If you find yourself in an accident on the job, you should consult a New York City workplace accident lawyer to help you determine if you can file a lawsuit. When you bring in a case for personal injuries, the parties you sue have the right to bring in other entities, they believe, are responsible for your accident and injuries, or who have a contractual duty to compensate you for their negligence in causing your accident. They can bring in these other entities through an additional lawsuit called “third-party action”. These are especially common in Labor Law (construction accident) cases.
Workplace Accidents in New York
Your New York City workplace accident lawyer will tell you if your accident on the job is covered under the New York State Labor Law. The Labor Law holds the owners of construction sites, and their agents and contractors, liable for certain classes of workplace accidents. Because of the Workers’ Compensation Laws, a worker involved in a workplace accident cannot sue their employer. However, a worker’s employer is often the party most responsible for the accident. Because of this, the defendants (property owner and general contractor) often start third-party claims against the employer. This can sometimes be beneficial to a plaintiff (usually an injured worker), as third-party actions can bring in necessary parties – and additional insurance policies – into a lawsuit. However, they can also complicate lawsuits and cause them to take much longer to resolve.
In a case dealing with this issue, a man was working for a contractor at a construction site. A supervisor from the general contractor asked him to raise a pipe which was too low. The man told the supervisor that he needed a ladder to reach the pipe which was fifteen feet above him. The man’s company did not have a ladder that reached that high. The supervisor for the general contractor pointed to a ladder in the area and told him to use that one.
A Ladder Accident
The man climbed the ladder and was tightening bolts on the pipe. While atop the ladder, the ladder suddenly split into two pieces. As a result, he fell and sustained injuries.
The injured construction worker filed a lawsuit against the owner, the developer, the managing agent, and the general contractor. The owner and general contractor argued that they had entered into an agreement with another entity to perform HVAC work at this construction site.
That other entity hired the plaintiff’s employers to perform some of the work under the HVAC agreement. The defendants sued the worker’s employer. In turn, they argued that they were not, in fact, the injured worker’s employer, and that he was working for another contractor on the site. The owner and general contractor also filed third-party claims against the company that the plaintiff’s employer said he was truly employed by, the company that supplied the ladder from which the plaintiff fell. These third-party claims included breach of contract claims, negligence claims, contribution claims, indemnification claims, and failure to procure insurance claims.

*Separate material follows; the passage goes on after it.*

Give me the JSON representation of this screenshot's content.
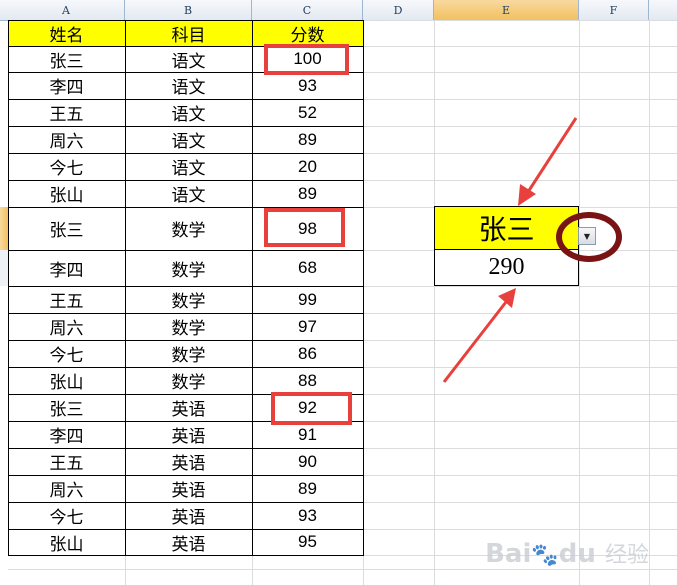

The worker had a strong case under the scaffold law. His lawyer asked the judge to decide liability in his favor. The judge agreed that the defendants were liable for his accident. Accordingly, the court granted his request. After lengthy negotiations, this case settled for $3,625,000. The third-party claims and cross-claims proceeded to trial. The court dismissed the claims against the plaintiff’s alleged employer. A jury determined that plaintiff’s actual employer was not negligent because the company that hired his employer did not have a written contract to perform the HVAC work. Thus, they did not have to contribute to the settlement. If you are involved in an accident on the job, you need to contact a New York City workplace accident lawyer to get you the compensation you deserve.